Start of ENTRIES PROVIDED
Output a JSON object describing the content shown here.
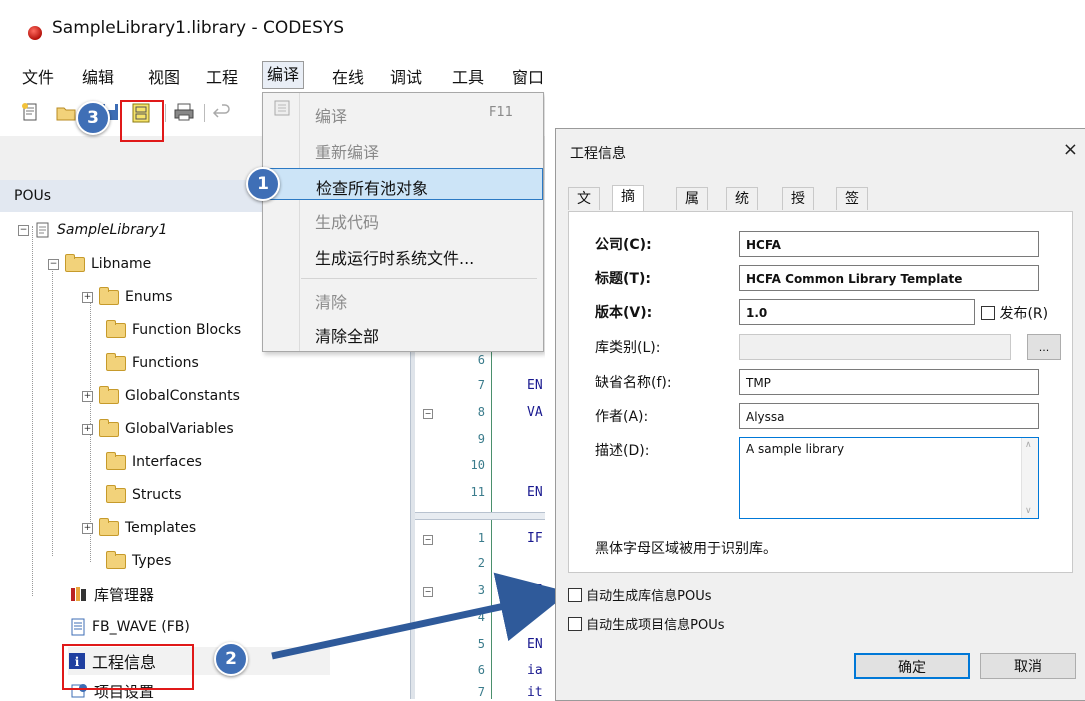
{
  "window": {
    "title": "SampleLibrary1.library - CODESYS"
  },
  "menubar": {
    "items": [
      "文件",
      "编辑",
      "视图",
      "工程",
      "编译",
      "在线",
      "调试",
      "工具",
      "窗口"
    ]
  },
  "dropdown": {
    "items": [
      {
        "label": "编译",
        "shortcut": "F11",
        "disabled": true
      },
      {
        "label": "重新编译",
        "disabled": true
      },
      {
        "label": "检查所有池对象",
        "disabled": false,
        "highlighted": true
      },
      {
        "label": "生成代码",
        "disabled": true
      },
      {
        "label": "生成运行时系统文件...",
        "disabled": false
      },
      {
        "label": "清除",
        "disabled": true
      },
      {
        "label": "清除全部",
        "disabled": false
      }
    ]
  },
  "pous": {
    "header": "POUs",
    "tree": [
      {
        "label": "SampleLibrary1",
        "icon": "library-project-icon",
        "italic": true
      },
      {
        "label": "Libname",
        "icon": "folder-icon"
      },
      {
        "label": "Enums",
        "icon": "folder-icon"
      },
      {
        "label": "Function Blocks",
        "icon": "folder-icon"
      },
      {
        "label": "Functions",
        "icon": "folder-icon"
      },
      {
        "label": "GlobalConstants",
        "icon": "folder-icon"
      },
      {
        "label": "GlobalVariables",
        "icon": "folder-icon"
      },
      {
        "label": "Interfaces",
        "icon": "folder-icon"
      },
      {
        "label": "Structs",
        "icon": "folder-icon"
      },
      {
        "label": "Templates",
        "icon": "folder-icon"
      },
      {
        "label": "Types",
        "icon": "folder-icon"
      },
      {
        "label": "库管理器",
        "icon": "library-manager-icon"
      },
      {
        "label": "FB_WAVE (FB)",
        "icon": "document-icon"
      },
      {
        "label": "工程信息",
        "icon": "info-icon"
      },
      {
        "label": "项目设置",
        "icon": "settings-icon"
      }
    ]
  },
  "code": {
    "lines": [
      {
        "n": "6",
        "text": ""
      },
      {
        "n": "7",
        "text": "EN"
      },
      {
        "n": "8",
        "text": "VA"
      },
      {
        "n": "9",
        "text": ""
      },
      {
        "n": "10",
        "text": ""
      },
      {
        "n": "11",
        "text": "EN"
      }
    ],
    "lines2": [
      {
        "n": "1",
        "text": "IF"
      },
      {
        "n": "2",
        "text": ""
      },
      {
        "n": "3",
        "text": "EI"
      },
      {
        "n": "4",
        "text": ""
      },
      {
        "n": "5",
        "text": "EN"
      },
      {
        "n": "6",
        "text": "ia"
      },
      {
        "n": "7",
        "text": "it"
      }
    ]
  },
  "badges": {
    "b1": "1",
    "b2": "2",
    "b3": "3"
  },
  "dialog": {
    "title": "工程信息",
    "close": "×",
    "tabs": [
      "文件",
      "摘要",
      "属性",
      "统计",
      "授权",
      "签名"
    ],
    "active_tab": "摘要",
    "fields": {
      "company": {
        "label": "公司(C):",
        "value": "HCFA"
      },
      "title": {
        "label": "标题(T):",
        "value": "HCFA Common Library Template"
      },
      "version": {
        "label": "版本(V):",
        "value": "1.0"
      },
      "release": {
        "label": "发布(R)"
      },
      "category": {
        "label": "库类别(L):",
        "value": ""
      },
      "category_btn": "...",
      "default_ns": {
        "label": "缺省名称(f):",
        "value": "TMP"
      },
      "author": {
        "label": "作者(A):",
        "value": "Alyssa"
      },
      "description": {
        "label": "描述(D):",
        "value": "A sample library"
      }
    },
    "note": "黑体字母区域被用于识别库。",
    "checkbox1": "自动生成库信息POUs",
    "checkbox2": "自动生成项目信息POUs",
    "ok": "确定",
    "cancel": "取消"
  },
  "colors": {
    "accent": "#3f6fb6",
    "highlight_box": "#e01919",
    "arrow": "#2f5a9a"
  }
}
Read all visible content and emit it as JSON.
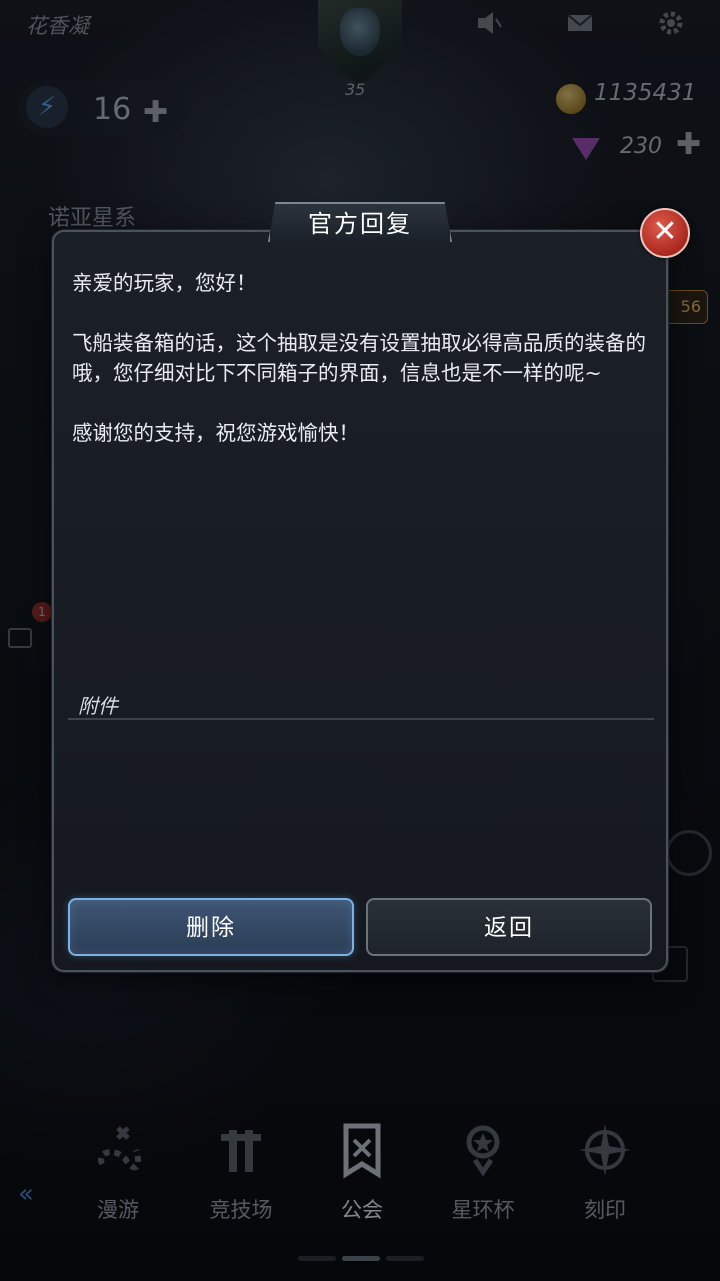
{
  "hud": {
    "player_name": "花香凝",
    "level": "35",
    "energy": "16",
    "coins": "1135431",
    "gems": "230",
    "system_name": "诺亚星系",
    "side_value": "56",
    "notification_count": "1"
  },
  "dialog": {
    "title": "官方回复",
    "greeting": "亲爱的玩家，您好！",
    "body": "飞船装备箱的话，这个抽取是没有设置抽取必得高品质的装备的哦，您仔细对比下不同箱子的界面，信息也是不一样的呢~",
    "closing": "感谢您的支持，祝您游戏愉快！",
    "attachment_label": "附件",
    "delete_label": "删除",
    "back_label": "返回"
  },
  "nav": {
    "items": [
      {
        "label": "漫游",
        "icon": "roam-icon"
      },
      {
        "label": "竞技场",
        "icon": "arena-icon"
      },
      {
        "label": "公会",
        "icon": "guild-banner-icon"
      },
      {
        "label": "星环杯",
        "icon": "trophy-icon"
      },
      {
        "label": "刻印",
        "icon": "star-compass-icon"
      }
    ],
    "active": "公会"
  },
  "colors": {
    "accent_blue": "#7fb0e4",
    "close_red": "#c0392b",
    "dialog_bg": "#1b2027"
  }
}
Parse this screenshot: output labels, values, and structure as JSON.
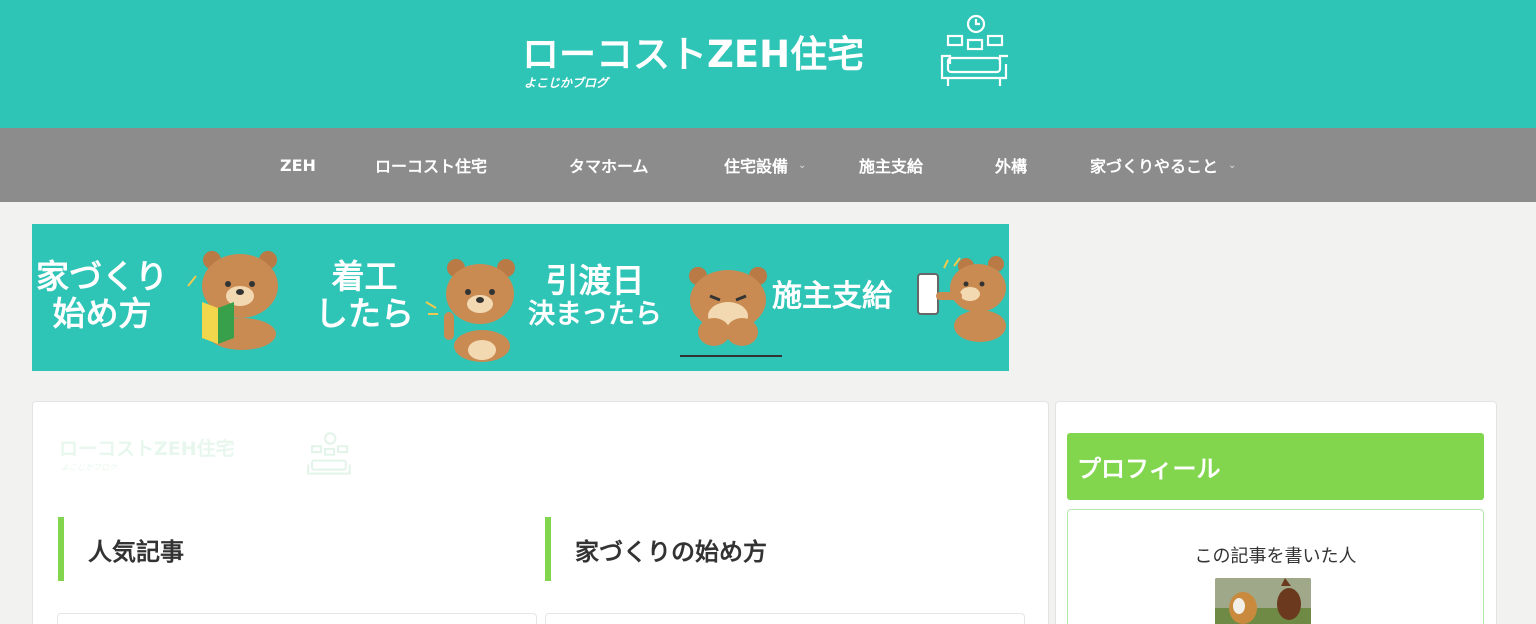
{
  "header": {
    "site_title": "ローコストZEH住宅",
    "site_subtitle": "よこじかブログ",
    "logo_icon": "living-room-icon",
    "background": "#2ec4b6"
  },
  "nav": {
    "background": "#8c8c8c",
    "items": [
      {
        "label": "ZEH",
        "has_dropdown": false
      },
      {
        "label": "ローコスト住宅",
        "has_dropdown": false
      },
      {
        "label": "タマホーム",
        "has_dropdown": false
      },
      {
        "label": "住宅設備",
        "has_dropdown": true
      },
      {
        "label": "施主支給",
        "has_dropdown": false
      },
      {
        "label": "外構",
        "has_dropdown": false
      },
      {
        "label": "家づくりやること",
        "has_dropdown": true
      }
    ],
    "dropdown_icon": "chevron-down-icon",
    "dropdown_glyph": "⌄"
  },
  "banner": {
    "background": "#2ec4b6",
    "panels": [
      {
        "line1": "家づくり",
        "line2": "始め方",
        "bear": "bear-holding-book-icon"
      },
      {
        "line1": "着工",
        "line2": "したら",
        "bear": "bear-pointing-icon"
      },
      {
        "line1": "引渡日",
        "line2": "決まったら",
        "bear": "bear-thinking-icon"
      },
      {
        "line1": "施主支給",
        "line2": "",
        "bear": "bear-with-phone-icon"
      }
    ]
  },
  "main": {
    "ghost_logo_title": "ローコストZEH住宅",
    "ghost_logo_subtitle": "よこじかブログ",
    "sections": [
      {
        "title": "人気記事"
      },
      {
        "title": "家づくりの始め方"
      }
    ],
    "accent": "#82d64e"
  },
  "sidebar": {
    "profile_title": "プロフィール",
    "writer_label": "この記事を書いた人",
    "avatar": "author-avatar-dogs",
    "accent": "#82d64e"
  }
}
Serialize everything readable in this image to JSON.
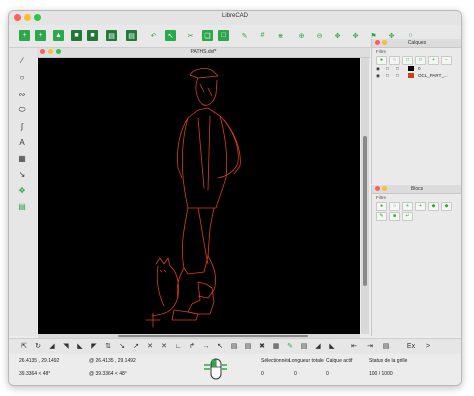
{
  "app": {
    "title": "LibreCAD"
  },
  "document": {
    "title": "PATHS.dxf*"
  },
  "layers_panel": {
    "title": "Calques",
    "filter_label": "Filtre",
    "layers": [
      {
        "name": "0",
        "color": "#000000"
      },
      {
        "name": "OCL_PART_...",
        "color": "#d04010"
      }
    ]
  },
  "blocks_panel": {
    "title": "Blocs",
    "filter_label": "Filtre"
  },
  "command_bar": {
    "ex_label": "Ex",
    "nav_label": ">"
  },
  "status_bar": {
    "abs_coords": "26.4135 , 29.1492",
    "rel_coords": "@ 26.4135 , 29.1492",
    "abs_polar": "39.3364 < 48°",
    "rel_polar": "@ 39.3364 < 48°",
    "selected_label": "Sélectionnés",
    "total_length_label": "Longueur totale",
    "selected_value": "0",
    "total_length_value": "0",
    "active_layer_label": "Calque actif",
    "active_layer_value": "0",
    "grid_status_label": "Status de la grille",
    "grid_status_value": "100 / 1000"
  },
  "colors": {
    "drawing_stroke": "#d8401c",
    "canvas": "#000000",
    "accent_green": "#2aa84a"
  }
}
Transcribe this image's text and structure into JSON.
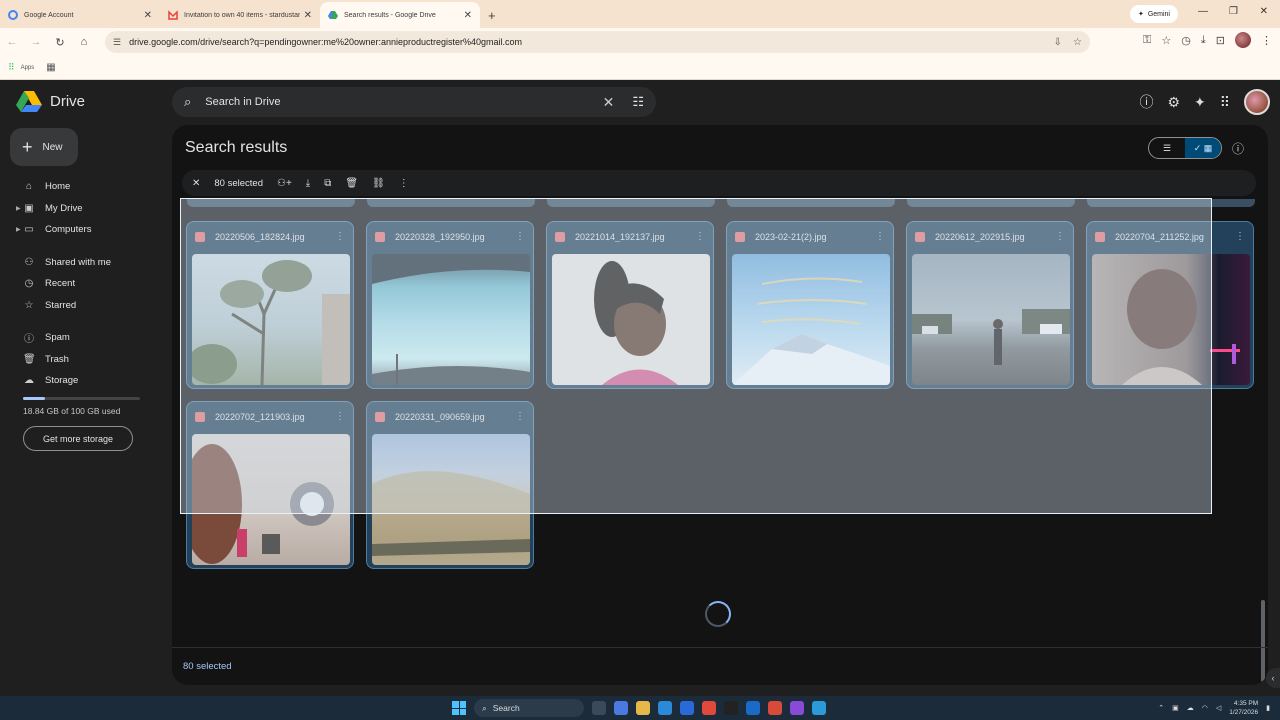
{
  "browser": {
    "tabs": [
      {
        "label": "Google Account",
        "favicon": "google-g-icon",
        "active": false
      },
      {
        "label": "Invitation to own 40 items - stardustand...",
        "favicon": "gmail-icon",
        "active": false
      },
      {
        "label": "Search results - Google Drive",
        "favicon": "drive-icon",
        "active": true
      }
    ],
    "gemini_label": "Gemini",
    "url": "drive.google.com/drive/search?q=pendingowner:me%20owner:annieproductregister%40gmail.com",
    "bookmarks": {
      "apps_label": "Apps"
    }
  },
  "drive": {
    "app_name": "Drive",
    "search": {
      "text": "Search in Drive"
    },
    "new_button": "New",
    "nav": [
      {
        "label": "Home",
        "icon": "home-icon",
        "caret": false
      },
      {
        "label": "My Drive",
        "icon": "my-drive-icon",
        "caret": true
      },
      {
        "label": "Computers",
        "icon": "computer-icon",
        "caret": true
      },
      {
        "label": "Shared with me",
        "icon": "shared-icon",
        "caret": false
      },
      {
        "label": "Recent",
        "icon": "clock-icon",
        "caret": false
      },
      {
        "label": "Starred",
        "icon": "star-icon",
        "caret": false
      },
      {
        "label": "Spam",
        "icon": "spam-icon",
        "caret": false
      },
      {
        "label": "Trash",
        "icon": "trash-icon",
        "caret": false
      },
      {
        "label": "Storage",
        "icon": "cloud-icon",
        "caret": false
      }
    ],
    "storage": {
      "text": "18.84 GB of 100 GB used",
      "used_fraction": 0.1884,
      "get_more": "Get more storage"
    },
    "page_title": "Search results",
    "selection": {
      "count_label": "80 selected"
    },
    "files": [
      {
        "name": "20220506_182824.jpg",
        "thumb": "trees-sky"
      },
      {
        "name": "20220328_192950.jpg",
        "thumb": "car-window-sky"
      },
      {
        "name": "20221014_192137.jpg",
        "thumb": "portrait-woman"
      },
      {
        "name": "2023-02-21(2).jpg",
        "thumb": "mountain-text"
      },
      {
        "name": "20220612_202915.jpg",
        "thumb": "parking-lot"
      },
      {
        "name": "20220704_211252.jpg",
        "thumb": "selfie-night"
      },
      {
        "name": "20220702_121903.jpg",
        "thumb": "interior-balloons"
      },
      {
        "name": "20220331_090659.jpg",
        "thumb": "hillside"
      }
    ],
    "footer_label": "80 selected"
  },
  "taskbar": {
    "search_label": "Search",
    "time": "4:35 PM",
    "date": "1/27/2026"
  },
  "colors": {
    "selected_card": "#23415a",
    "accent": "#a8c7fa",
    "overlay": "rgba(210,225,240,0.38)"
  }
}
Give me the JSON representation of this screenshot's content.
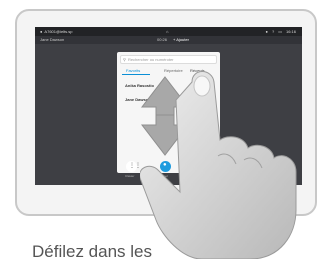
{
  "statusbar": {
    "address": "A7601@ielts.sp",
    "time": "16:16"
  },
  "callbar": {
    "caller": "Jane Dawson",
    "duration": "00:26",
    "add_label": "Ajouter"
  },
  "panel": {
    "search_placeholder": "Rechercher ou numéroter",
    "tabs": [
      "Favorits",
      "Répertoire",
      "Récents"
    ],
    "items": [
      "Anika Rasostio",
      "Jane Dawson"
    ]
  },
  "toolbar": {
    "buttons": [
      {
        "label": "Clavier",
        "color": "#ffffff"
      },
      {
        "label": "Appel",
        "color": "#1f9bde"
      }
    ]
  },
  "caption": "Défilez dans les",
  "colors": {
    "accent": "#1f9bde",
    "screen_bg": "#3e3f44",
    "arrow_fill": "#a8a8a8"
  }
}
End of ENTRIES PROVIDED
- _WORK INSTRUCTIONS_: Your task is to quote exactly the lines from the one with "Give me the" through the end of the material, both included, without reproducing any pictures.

- _ANSWER SECTION_:
Give me the JSON representation of this screenshot's content.
{
  "statusbar": {
    "address": "A7601@ielts.sp",
    "time": "16:16"
  },
  "callbar": {
    "caller": "Jane Dawson",
    "duration": "00:26",
    "add_label": "Ajouter"
  },
  "panel": {
    "search_placeholder": "Rechercher ou numéroter",
    "tabs": [
      "Favorits",
      "Répertoire",
      "Récents"
    ],
    "items": [
      "Anika Rasostio",
      "Jane Dawson"
    ]
  },
  "toolbar": {
    "buttons": [
      {
        "label": "Clavier",
        "color": "#ffffff"
      },
      {
        "label": "Appel",
        "color": "#1f9bde"
      }
    ]
  },
  "caption": "Défilez dans les",
  "colors": {
    "accent": "#1f9bde",
    "screen_bg": "#3e3f44",
    "arrow_fill": "#a8a8a8"
  }
}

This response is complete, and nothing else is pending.